The Revitalisation of the St Joseph’s Agriculture Program
BY MEREDITH BLAIR
Before the agriculture program’s revival, many might not have known that St Joseph’s College Lochinvar had a farm.
“The school has had a farm and facilities for agriculture for a lot of years but the teacher who had been running the program retired and the farm effectively went to sleep,” teacher Simon Ramage told The Hunter River Times.
Due to student demand and his own farming background, Simon had a conversation with the College’s executive, leading to the revival of St Joseph’s previously dormant Agriculture program.
In 2020, the subject was reoffered to College students.
“There were a number of students that expressed interest in it, and we thought it would be a great opportunity, so we got a class together and started to build the farm back up,” Simon said.
Interest in the Agriculture subject among students has grown exponentially since the subject’s reintroduction, this year the College having two Year 9 classes, two Year 10 classes and both Year 11 and 12 Primary Industries classes.
With a variety of interests and aspirations, students have different reasons for choosing the subject.
“There are students that do the agriculture subject because they want to pursue a career in livestock or horticulture but there’s also other students that choose it just to have fun,” Simon said.
Year 11 Primary Industries Student Ellah Wilson chose the subject as she hopes to pursue a career in agriculture after school.
“I’d like a career in the agriculture industry and coming down to the farm helps me grow my skills. Starting fresh with the cattle and then at the end of the year competing with the cattle is really rewarding, as well as the opportunity of representing our school,” Ellah said.
Since it’s revival, the St Joseph’s farm has expanded to include Black Angus Cattle, a Speckle Park Bull, Boer Goats, Australorp chickens, grape vines, and vegetable gardens.
“Currently we’re expanding our cattle operations and developing a breeding program for our cattle and our goats for showing purposes.
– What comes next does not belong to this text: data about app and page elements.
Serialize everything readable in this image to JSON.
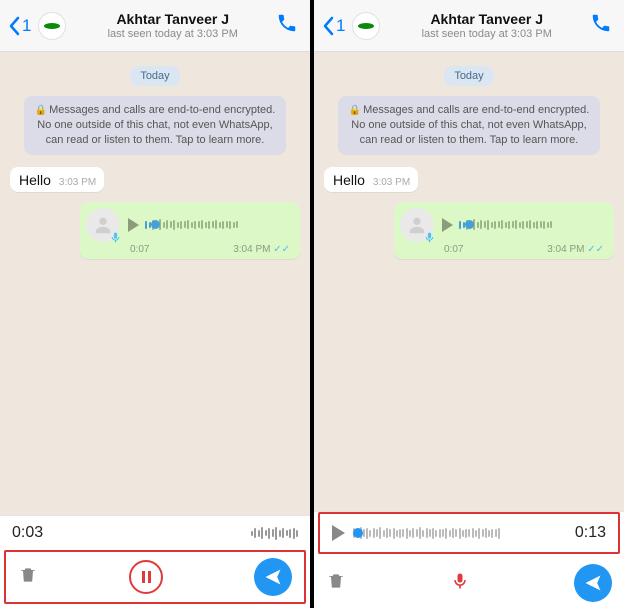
{
  "header": {
    "back_count": "1",
    "contact_name": "Akhtar Tanveer J",
    "status": "last seen today at 3:03 PM"
  },
  "chat": {
    "date_label": "Today",
    "encryption_notice": "Messages and calls are end-to-end encrypted. No one outside of this chat, not even WhatsApp, can read or listen to them. Tap to learn more.",
    "msg1": {
      "text": "Hello",
      "time": "3:03 PM"
    },
    "voice1": {
      "duration": "0:07",
      "time": "3:04 PM"
    }
  },
  "left_footer": {
    "elapsed": "0:03"
  },
  "right_footer": {
    "duration": "0:13"
  }
}
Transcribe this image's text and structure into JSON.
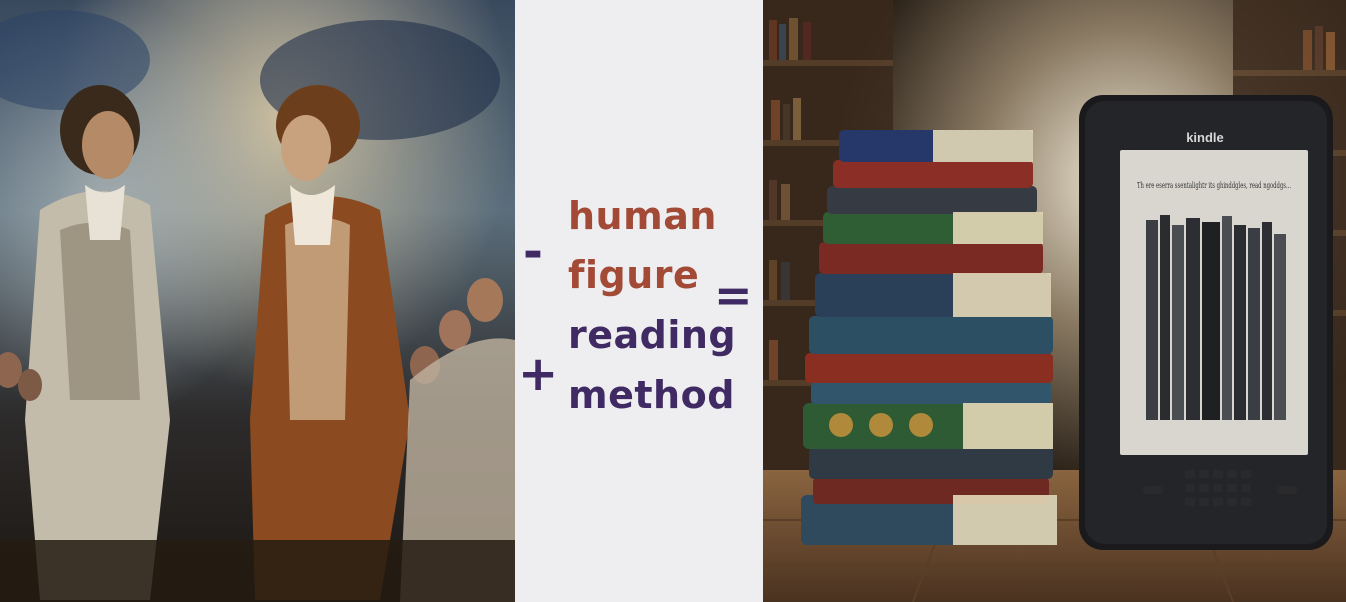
{
  "equation": {
    "minus_sign": "-",
    "removed_terms": [
      "human",
      "figure"
    ],
    "plus_sign": "+",
    "added_terms": [
      "reading",
      "method"
    ],
    "equals_sign": "="
  },
  "kindle": {
    "brand": "kindle",
    "screen_text": "Th ere eserra ssentalightr its ghinddgles, read ngoddgs..."
  },
  "colors": {
    "removed_terms": "#a24a35",
    "added_terms": "#3f2a63",
    "operators": "#3f2a63",
    "background": "#eeedf0"
  }
}
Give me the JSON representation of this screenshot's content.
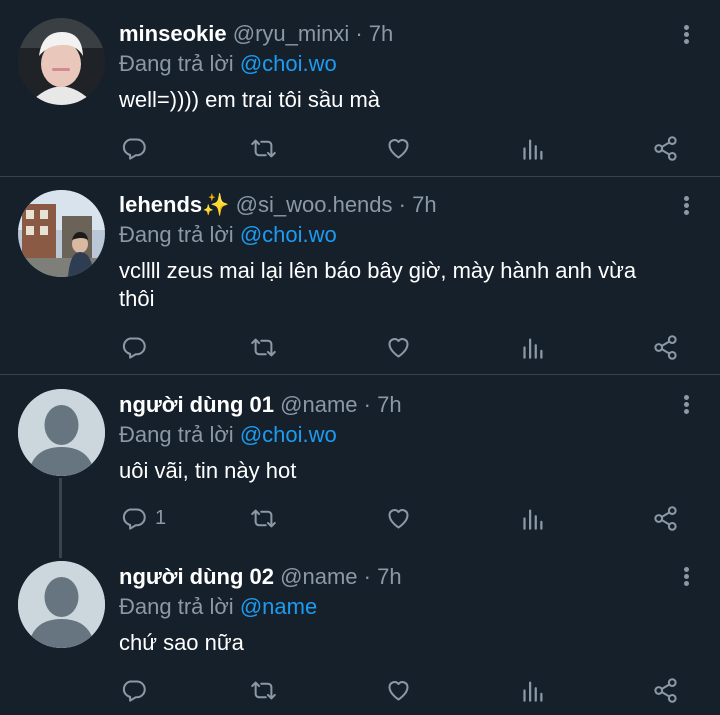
{
  "colors": {
    "background": "#15202b",
    "accent": "#1d9bf0",
    "muted": "#8b98a5",
    "divider": "#38444d"
  },
  "replying_prefix": "Đang trả lời",
  "tweets": [
    {
      "name": "minseokie",
      "handle": "@ryu_minxi",
      "separator": "·",
      "time": "7h",
      "replying_to": "@choi.wo",
      "text": "well=)))) em trai tôi sầu mà",
      "reply_count": ""
    },
    {
      "name": "lehends✨",
      "handle": "@si_woo.hends",
      "separator": "·",
      "time": "7h",
      "replying_to": "@choi.wo",
      "text": "vcllll zeus mai lại lên báo bây giờ, mày hành anh vừa thôi",
      "reply_count": ""
    },
    {
      "name": "người dùng 01",
      "handle": "@name",
      "separator": "·",
      "time": "7h",
      "replying_to": "@choi.wo",
      "text": "uôi vãi, tin này hot",
      "reply_count": "1"
    },
    {
      "name": "người dùng 02",
      "handle": "@name",
      "separator": "·",
      "time": "7h",
      "replying_to": "@name",
      "text": "chứ sao nữa",
      "reply_count": ""
    }
  ],
  "icons": {
    "reply": "reply-icon",
    "retweet": "retweet-icon",
    "like": "heart-icon",
    "analytics": "analytics-icon",
    "share": "share-icon",
    "more": "more-vertical-icon"
  }
}
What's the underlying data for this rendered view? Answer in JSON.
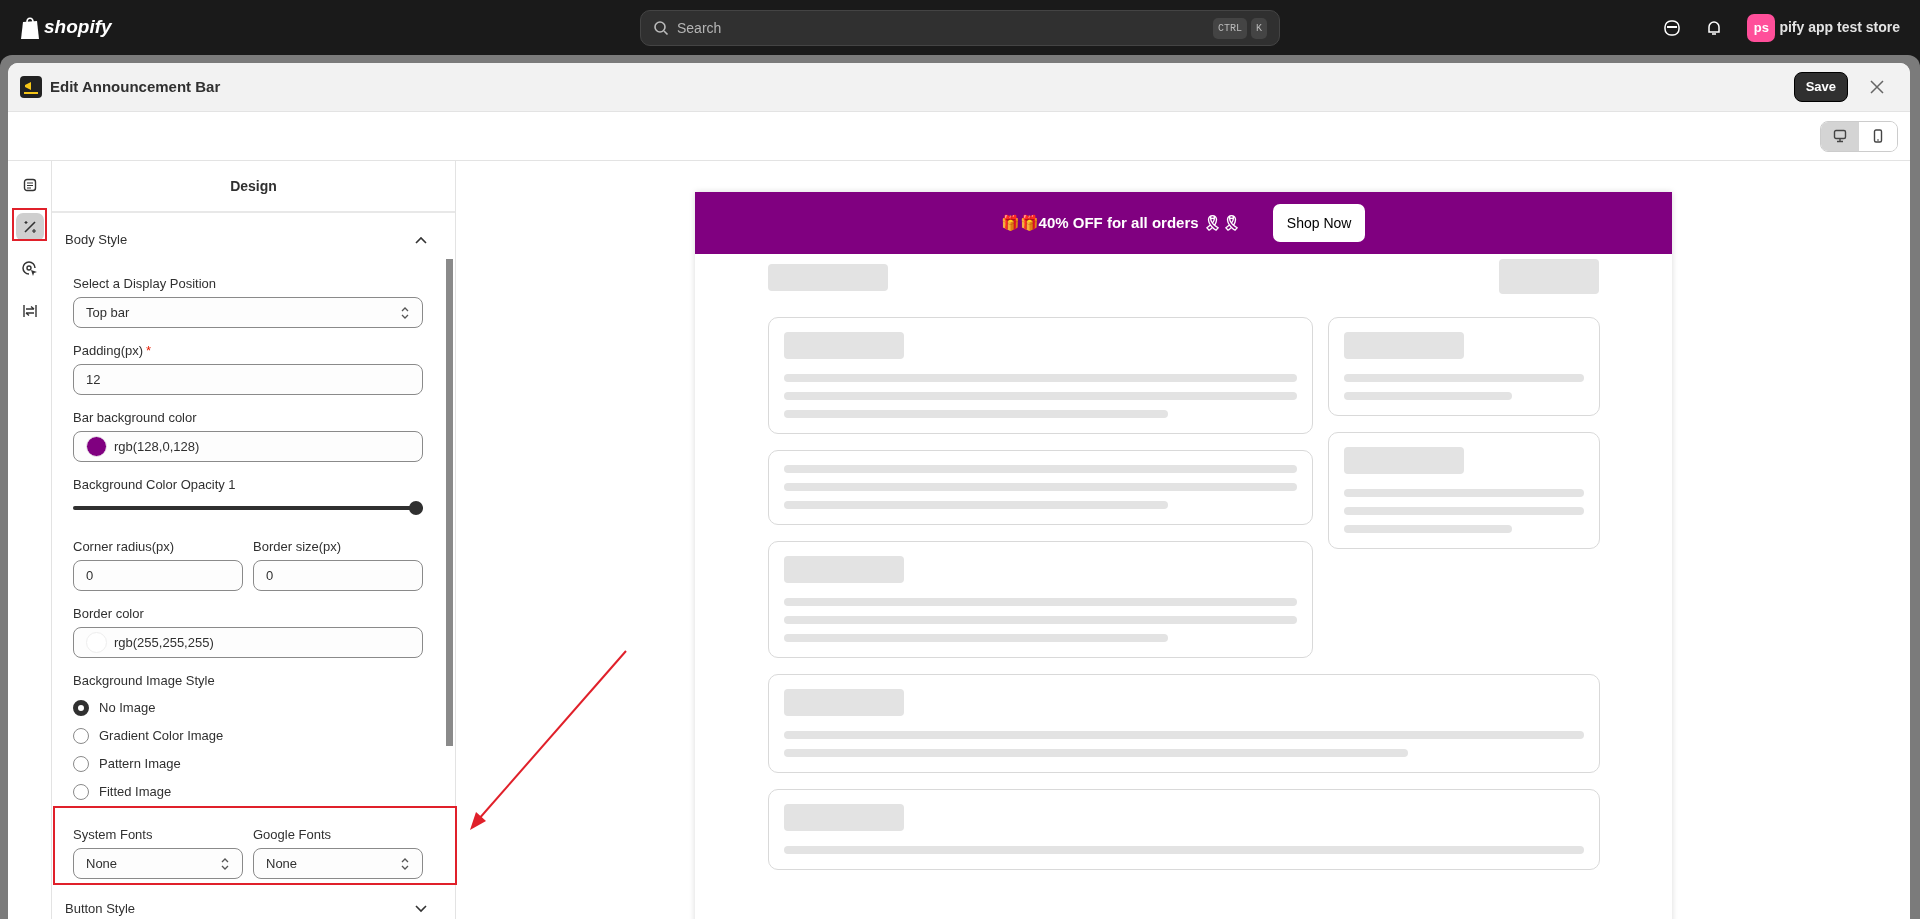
{
  "topbar": {
    "logo_text": "shopify",
    "search": {
      "placeholder": "Search",
      "shortcut": [
        "CTRL",
        "K"
      ]
    },
    "store": {
      "initials": "ps",
      "name": "pify app test store"
    }
  },
  "modal": {
    "title": "Edit Announcement Bar",
    "save": "Save"
  },
  "view_toggle": [
    {
      "kind": "desktop",
      "selected": true
    },
    {
      "kind": "mobile",
      "selected": false
    }
  ],
  "rail": [
    {
      "kind": "list",
      "selected": false
    },
    {
      "kind": "wand",
      "selected": true
    },
    {
      "kind": "target",
      "selected": false
    },
    {
      "kind": "swap",
      "selected": false
    }
  ],
  "panel": {
    "title": "Design",
    "sections": [
      {
        "title": "Body Style",
        "expanded": true
      },
      {
        "title": "Button Style",
        "expanded": false
      }
    ],
    "fields": [
      {
        "kind": "select",
        "label": "Select a Display Position",
        "value": "Top bar"
      },
      {
        "kind": "text",
        "label": "Padding(px)",
        "required_mark": "*",
        "value": "12"
      },
      {
        "kind": "color",
        "label": "Bar background color",
        "value": "rgb(128,0,128)",
        "color": "#800080"
      },
      {
        "kind": "slider",
        "label": "Background Color Opacity 1",
        "level": 1
      },
      {
        "kind": "pair",
        "items": [
          {
            "kind": "text",
            "label": "Corner radius(px)",
            "value": "0"
          },
          {
            "kind": "text",
            "label": "Border size(px)",
            "value": "0"
          }
        ]
      },
      {
        "kind": "color",
        "label": "Border color",
        "value": "rgb(255,255,255)",
        "color": "#ffffff"
      },
      {
        "kind": "radio",
        "label": "Background Image Style",
        "options": [
          {
            "label": "No Image",
            "selected": true
          },
          {
            "label": "Gradient Color Image",
            "selected": false
          },
          {
            "label": "Pattern Image",
            "selected": false
          },
          {
            "label": "Fitted Image",
            "selected": false
          }
        ]
      },
      {
        "kind": "pair",
        "items": [
          {
            "kind": "select",
            "label": "System Fonts",
            "value": "None"
          },
          {
            "kind": "select",
            "label": "Google Fonts",
            "value": "None"
          }
        ]
      }
    ]
  },
  "preview": {
    "announcement": {
      "text": "🎁🎁40% OFF for all orders 🎗🎗",
      "button": "Shop Now",
      "color": "#800080"
    }
  }
}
We’re also preparing for the Spring shows, for example at Singleton, as well as the Upper Hunter Beef Bonanza and hopefully with the work we’re putting in to developing our programs we’ll be able to earn a few more ribbons at the shows,” Simon said.
Simon also shared his wishes for the future of the agriculture program, hoping that the College can create an agriculture program that students enjoy.
“I hope we can try to develop a program where students are keen and enjoy coming down to the farm. Animals have got many benefits and when a student may be having a bad day, it is nice for them to come down here and relax.”